(Stored items from a collection)
BEGIN
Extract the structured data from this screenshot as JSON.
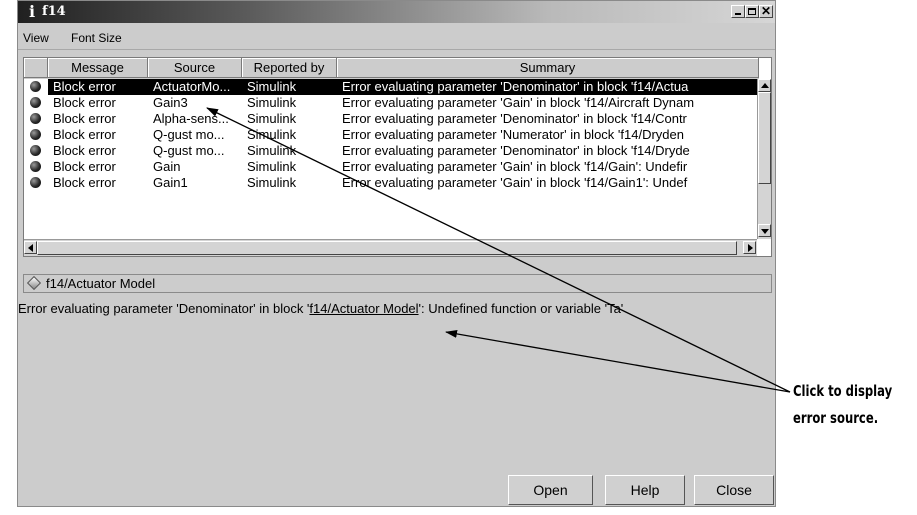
{
  "window": {
    "title": "f14",
    "title_icon": "i",
    "controls": [
      "minimize",
      "maximize",
      "close"
    ]
  },
  "menu": {
    "items": [
      "View",
      "Font Size"
    ]
  },
  "table": {
    "columns": [
      "Message",
      "Source",
      "Reported by",
      "Summary"
    ],
    "rows": [
      {
        "message": "Block error",
        "source": "ActuatorMo...",
        "reported_by": "Simulink",
        "summary": "Error evaluating parameter 'Denominator' in block 'f14/Actua",
        "selected": true
      },
      {
        "message": "Block error",
        "source": "Gain3",
        "reported_by": "Simulink",
        "summary": "Error evaluating parameter 'Gain' in block 'f14/Aircraft Dynam",
        "selected": false
      },
      {
        "message": "Block error",
        "source": "Alpha-sens...",
        "reported_by": "Simulink",
        "summary": "Error evaluating parameter 'Denominator' in block 'f14/Contr",
        "selected": false
      },
      {
        "message": "Block error",
        "source": "Q-gust mo...",
        "reported_by": "Simulink",
        "summary": "Error evaluating parameter 'Numerator' in block 'f14/Dryden",
        "selected": false
      },
      {
        "message": "Block error",
        "source": "Q-gust mo...",
        "reported_by": "Simulink",
        "summary": "Error evaluating parameter 'Denominator' in block 'f14/Dryde",
        "selected": false
      },
      {
        "message": "Block error",
        "source": "Gain",
        "reported_by": "Simulink",
        "summary": "Error evaluating parameter 'Gain' in block 'f14/Gain': Undefir",
        "selected": false
      },
      {
        "message": "Block error",
        "source": "Gain1",
        "reported_by": "Simulink",
        "summary": "Error evaluating parameter 'Gain' in block 'f14/Gain1': Undef",
        "selected": false
      }
    ]
  },
  "detail": {
    "path": "f14/Actuator Model",
    "message_prefix": "Error evaluating parameter 'Denominator' in block '",
    "link_text": "f14/Actuator Model",
    "message_suffix": "': Undefined function or variable 'Ta'"
  },
  "buttons": {
    "open": "Open",
    "help": "Help",
    "close": "Close"
  },
  "callout": {
    "line1": "Click to display",
    "line2": "error source."
  }
}
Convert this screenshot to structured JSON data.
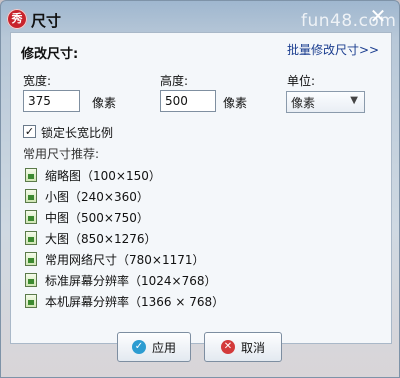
{
  "window": {
    "title": "尺寸",
    "watermark": "fun48.com",
    "app_icon": "秀",
    "close_icon": "✕"
  },
  "section": {
    "title": "修改尺寸:",
    "batch_link": "批量修改尺寸>>"
  },
  "width": {
    "label": "宽度:",
    "value": "375",
    "unit": "像素"
  },
  "height": {
    "label": "高度:",
    "value": "500",
    "unit": "像素"
  },
  "unit": {
    "label": "单位:",
    "selected": "像素"
  },
  "lock_ratio": {
    "label": "锁定长宽比例",
    "checked": true,
    "mark": "✓"
  },
  "presets": {
    "label": "常用尺寸推荐:",
    "items": [
      {
        "label": "缩略图（100×150）"
      },
      {
        "label": "小图（240×360）"
      },
      {
        "label": "中图（500×750）"
      },
      {
        "label": "大图（850×1276）"
      },
      {
        "label": "常用网络尺寸（780×1171）"
      },
      {
        "label": "标准屏幕分辨率（1024×768）"
      },
      {
        "label": "本机屏幕分辨率（1366 × 768）"
      }
    ]
  },
  "buttons": {
    "ok": "应用",
    "cancel": "取消"
  },
  "colors": {
    "link": "#1a3d8f",
    "ok_icon": "#2c9cd1",
    "cancel_icon": "#d33a3a",
    "app_icon": "#c8232c"
  }
}
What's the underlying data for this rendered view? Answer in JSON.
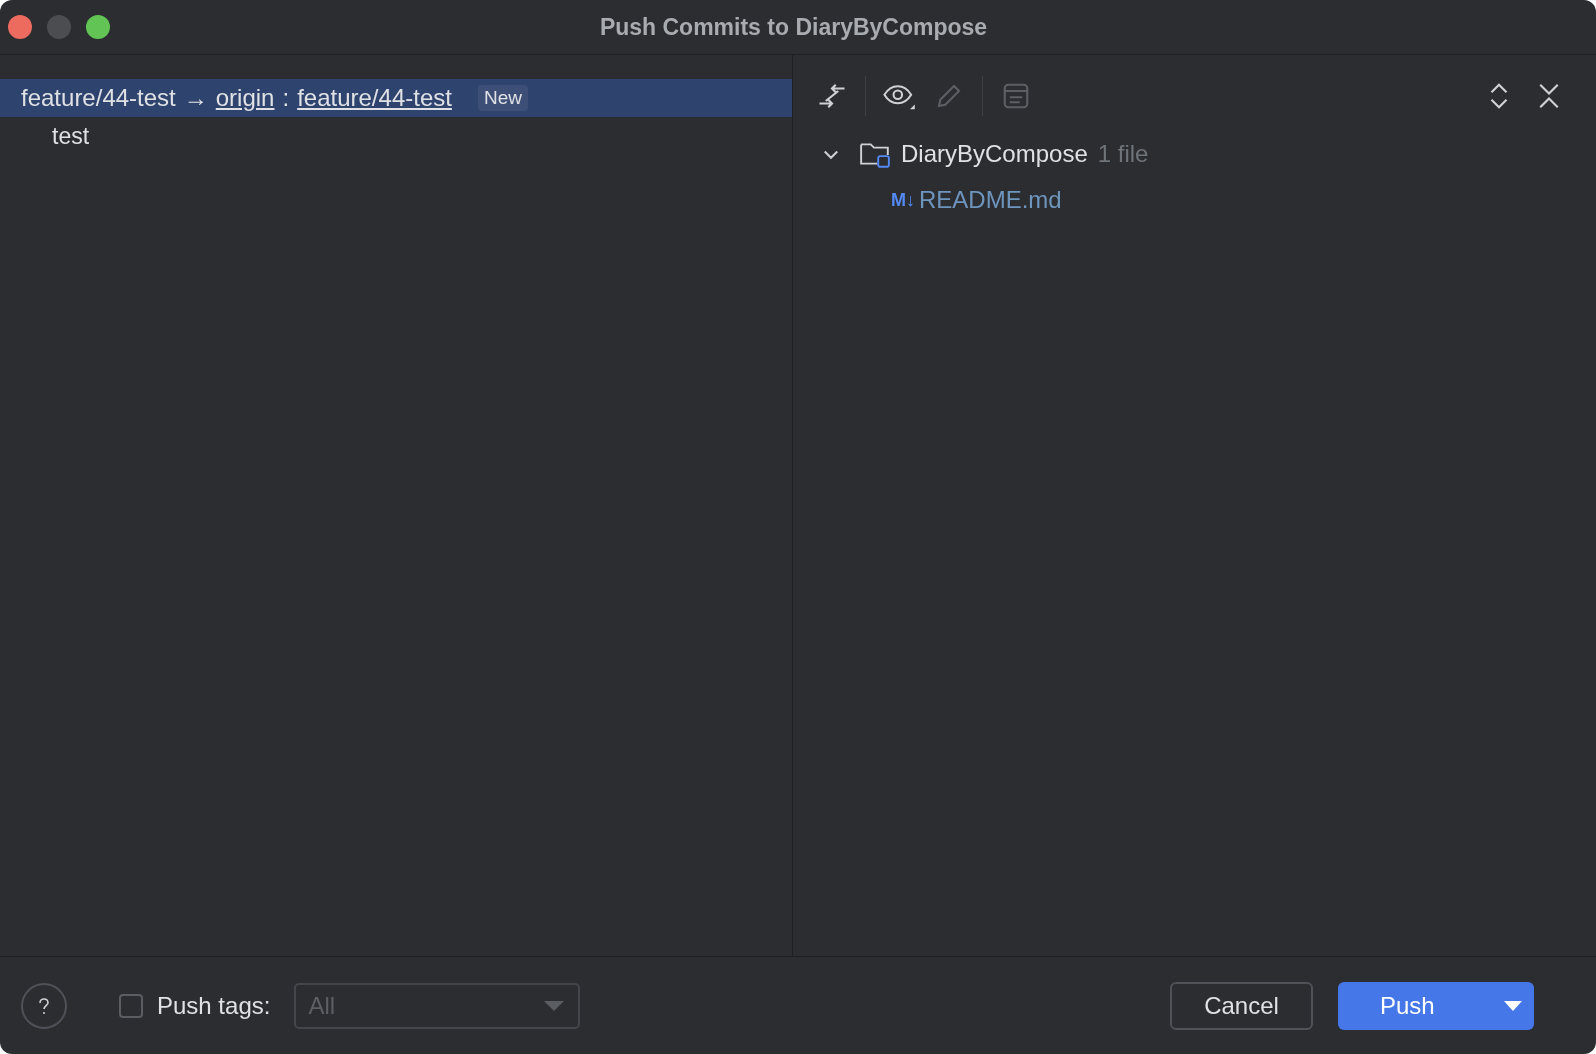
{
  "window": {
    "title": "Push Commits to DiaryByCompose"
  },
  "push_tree": [
    {
      "source": "feature/44-test",
      "arrow": "→",
      "remote": "origin",
      "separator": ":",
      "target": "feature/44-test",
      "badge": "New",
      "selected": true,
      "commits": [
        {
          "message": "test"
        }
      ]
    }
  ],
  "toolbar": [
    {
      "kind": "compare",
      "disabled": false
    },
    {
      "kind": "view",
      "disabled": false
    },
    {
      "kind": "edit",
      "disabled": true
    },
    {
      "kind": "preview",
      "disabled": true
    }
  ],
  "changes_tree": [
    {
      "name": "DiaryByCompose",
      "count": "1 file",
      "expanded": true,
      "children": [
        {
          "name": "README.md",
          "badge": "M↓"
        }
      ]
    }
  ],
  "footer": {
    "push_tags": {
      "label": "Push tags:",
      "checked": false
    },
    "tags_dropdown": {
      "value": "All",
      "disabled": true
    },
    "buttons": [
      {
        "kind": "cancel",
        "label": "Cancel"
      },
      {
        "kind": "push",
        "label": "Push"
      }
    ]
  }
}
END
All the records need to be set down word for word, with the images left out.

Extract the structured data from this screenshot as JSON.
{
  "window": {
    "title": "f14",
    "title_icon": "i",
    "controls": [
      "minimize",
      "maximize",
      "close"
    ]
  },
  "menu": {
    "items": [
      "View",
      "Font Size"
    ]
  },
  "table": {
    "columns": [
      "Message",
      "Source",
      "Reported by",
      "Summary"
    ],
    "rows": [
      {
        "message": "Block error",
        "source": "ActuatorMo...",
        "reported_by": "Simulink",
        "summary": "Error evaluating parameter 'Denominator' in block 'f14/Actua",
        "selected": true
      },
      {
        "message": "Block error",
        "source": "Gain3",
        "reported_by": "Simulink",
        "summary": "Error evaluating parameter 'Gain' in block 'f14/Aircraft Dynam",
        "selected": false
      },
      {
        "message": "Block error",
        "source": "Alpha-sens...",
        "reported_by": "Simulink",
        "summary": "Error evaluating parameter 'Denominator' in block 'f14/Contr",
        "selected": false
      },
      {
        "message": "Block error",
        "source": "Q-gust mo...",
        "reported_by": "Simulink",
        "summary": "Error evaluating parameter 'Numerator' in block 'f14/Dryden",
        "selected": false
      },
      {
        "message": "Block error",
        "source": "Q-gust mo...",
        "reported_by": "Simulink",
        "summary": "Error evaluating parameter 'Denominator' in block 'f14/Dryde",
        "selected": false
      },
      {
        "message": "Block error",
        "source": "Gain",
        "reported_by": "Simulink",
        "summary": "Error evaluating parameter 'Gain' in block 'f14/Gain': Undefir",
        "selected": false
      },
      {
        "message": "Block error",
        "source": "Gain1",
        "reported_by": "Simulink",
        "summary": "Error evaluating parameter 'Gain' in block 'f14/Gain1': Undef",
        "selected": false
      }
    ]
  },
  "detail": {
    "path": "f14/Actuator Model",
    "message_prefix": "Error evaluating parameter 'Denominator' in block '",
    "link_text": "f14/Actuator Model",
    "message_suffix": "': Undefined function or variable 'Ta'"
  },
  "buttons": {
    "open": "Open",
    "help": "Help",
    "close": "Close"
  },
  "callout": {
    "line1": "Click to display",
    "line2": "error source."
  }
}
Convert this screenshot to structured JSON data.
{
  "window": {
    "title": "尺寸",
    "watermark": "fun48.com",
    "app_icon": "秀",
    "close_icon": "✕"
  },
  "section": {
    "title": "修改尺寸:",
    "batch_link": "批量修改尺寸>>"
  },
  "width": {
    "label": "宽度:",
    "value": "375",
    "unit": "像素"
  },
  "height": {
    "label": "高度:",
    "value": "500",
    "unit": "像素"
  },
  "unit": {
    "label": "单位:",
    "selected": "像素"
  },
  "lock_ratio": {
    "label": "锁定长宽比例",
    "checked": true,
    "mark": "✓"
  },
  "presets": {
    "label": "常用尺寸推荐:",
    "items": [
      {
        "label": "缩略图（100×150）"
      },
      {
        "label": "小图（240×360）"
      },
      {
        "label": "中图（500×750）"
      },
      {
        "label": "大图（850×1276）"
      },
      {
        "label": "常用网络尺寸（780×1171）"
      },
      {
        "label": "标准屏幕分辨率（1024×768）"
      },
      {
        "label": "本机屏幕分辨率（1366 × 768）"
      }
    ]
  },
  "buttons": {
    "ok": "应用",
    "cancel": "取消"
  },
  "colors": {
    "link": "#1a3d8f",
    "ok_icon": "#2c9cd1",
    "cancel_icon": "#d33a3a",
    "app_icon": "#c8232c"
  }
}
What's the underlying data for this rendered view? Answer in JSON.
{
  "window": {
    "title": "Push Commits to DiaryByCompose"
  },
  "push_tree": [
    {
      "source": "feature/44-test",
      "arrow": "→",
      "remote": "origin",
      "separator": ":",
      "target": "feature/44-test",
      "badge": "New",
      "selected": true,
      "commits": [
        {
          "message": "test"
        }
      ]
    }
  ],
  "toolbar": [
    {
      "kind": "compare",
      "disabled": false
    },
    {
      "kind": "view",
      "disabled": false
    },
    {
      "kind": "edit",
      "disabled": true
    },
    {
      "kind": "preview",
      "disabled": true
    }
  ],
  "changes_tree": [
    {
      "name": "DiaryByCompose",
      "count": "1 file",
      "expanded": true,
      "children": [
        {
          "name": "README.md",
          "badge": "M↓"
        }
      ]
    }
  ],
  "footer": {
    "push_tags": {
      "label": "Push tags:",
      "checked": false
    },
    "tags_dropdown": {
      "value": "All",
      "disabled": true
    },
    "buttons": [
      {
        "kind": "cancel",
        "label": "Cancel"
      },
      {
        "kind": "push",
        "label": "Push"
      }
    ]
  }
}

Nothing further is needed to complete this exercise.